The UK Civil Aviation Authority (CAA) has published its fourth annual report on the disability access of the UK’s largest airports, spanning a 12-month reporting period of 1 April 2018 – 31 March 2019. The accessibility framework is a world-first and is driving improvements in performance to help improve accessibility across UK airports.
In total, there were a record number of 3.7 million requests for assistance at UK airports in the latest year – a rise of over 80 per cent since 2010. The Civil Aviation Authority’s accessibility report reveals that 14 airports have been rated ‘very good’. A further 16 airports were rated ‘good’.
The Civil Aviation Authority’s accessibility report reveals that 14 airports have been rated ‘very good’: Aberdeen, Belfast City, City of Derry, Cornwall Newquay, Doncaster Sheffield, Edinburgh, Exeter, Glasgow, Glasgow Prestwick, Humberside, Kirkwall, Norwich, Southampton, Sumburgh.
A further 16 airports were rated ‘good’: Belfast International, Birmingham, Bournemouth, Bristol, Cardiff, East Midlands, Inverness, Leeds Bradford, Liverpool, London City, London Gatwick, London Heathrow, London Luton, London Southend, London Stansted, Newcastle.
Four airports that were classified as ‘very good’ last year received ‘good’ ratings this year, while Manchester Airport was classified as ‘needing improvement’ – although this was an improved rating from ‘poor’ in the previous two years.
However, the Civil Aviation Authority expects Manchester Airport to take immediate action to reverse a recent decline in performance since the end of this reporting year in time for the next accessibility reviews.

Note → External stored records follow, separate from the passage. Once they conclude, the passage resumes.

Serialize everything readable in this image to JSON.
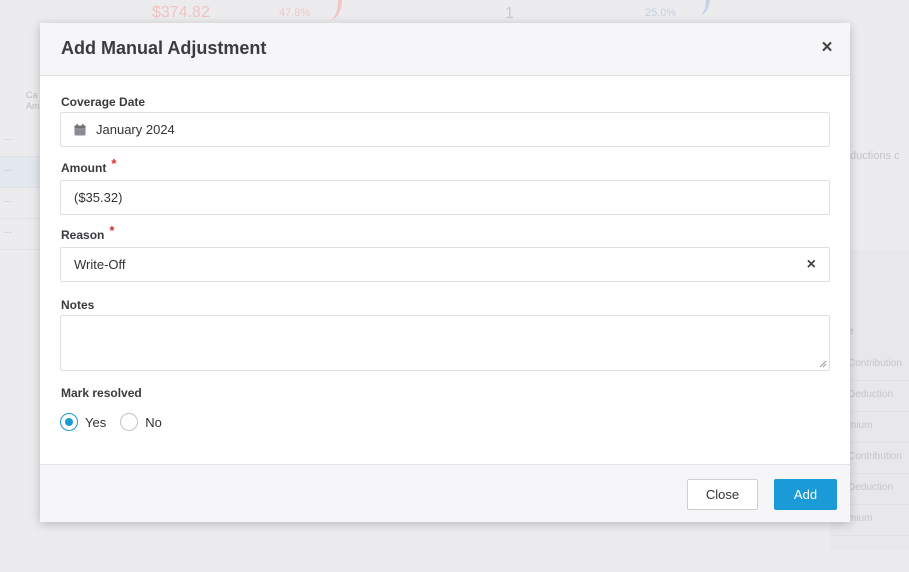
{
  "background": {
    "amount": "$374.82",
    "pct_a": "47.8%",
    "count": "1",
    "pct_b": "25.0%",
    "left_header": "Ca\nAm",
    "left_rows": [
      "...",
      "...",
      "...",
      "..."
    ],
    "right_text": "ductions c",
    "right_table_header": "e",
    "right_table_rows": [
      "Contribution",
      "Deduction",
      "mium",
      "Contribution",
      "Deduction",
      "mium"
    ]
  },
  "modal": {
    "title": "Add Manual Adjustment",
    "close_icon": "close-icon",
    "fields": {
      "coverage_date": {
        "label": "Coverage Date",
        "value": "January 2024",
        "icon": "calendar-icon"
      },
      "amount": {
        "label": "Amount",
        "required_mark": "*",
        "value": "($35.32)"
      },
      "reason": {
        "label": "Reason",
        "required_mark": "*",
        "value": "Write-Off",
        "clear_icon": "clear-icon"
      },
      "notes": {
        "label": "Notes",
        "value": ""
      },
      "mark_resolved": {
        "label": "Mark resolved",
        "options": [
          {
            "label": "Yes",
            "selected": true
          },
          {
            "label": "No",
            "selected": false
          }
        ]
      }
    },
    "footer": {
      "close_label": "Close",
      "add_label": "Add"
    }
  },
  "colors": {
    "accent": "#1a9ad6",
    "required": "#d62f2f"
  }
}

We have received assurances from the airport that it has plans in place to address this issue and we will be closely monitoring the implementation of these plans and their impact on performance.
For the first time since the framework’s introduction in 2016, no airports were classified as ‘poor’.
The report highlights room for improvement, with research showing that nearly a quarter of disabled and less mobile passengers said they requested assistance because the airport environment was becoming more difficult to navigate.
To achieve a ‘very good’ classification, airports most provide high quality support on the day of travel as well as keeping in regular contact and consultation with its users. The Civil Aviation Authority will work closely with airports to improve accessibility for disabled passengers.
As part of this drive for improvements, this will be the last year that the accessibility framework will use the current criteria. Since April this year, airports have been assessed using stricter targets, to improve the passenger experience and create a more seamless journey. Airports will need to further improve in order to retain or improve their classifications going forward.
“Where we see examples of bad practice, we will not hesitate to hold airports to account”
Paul Smith, consumers and markets director at the UK Civil Aviation Authority, said: “These results show significant improvements to the experience many disabled passengers faced before our reporting began. We hope this will help passengers to feel confident and empowered to travel from UK airports.
“While it is good to see the general improvements, airports will need to continue to work hard to improve, so that they are able to meet the more demanding performance standards that we have now introduced. Where we see examples of bad practice, we will not hesitate to hold airports to account and take the necessary action.”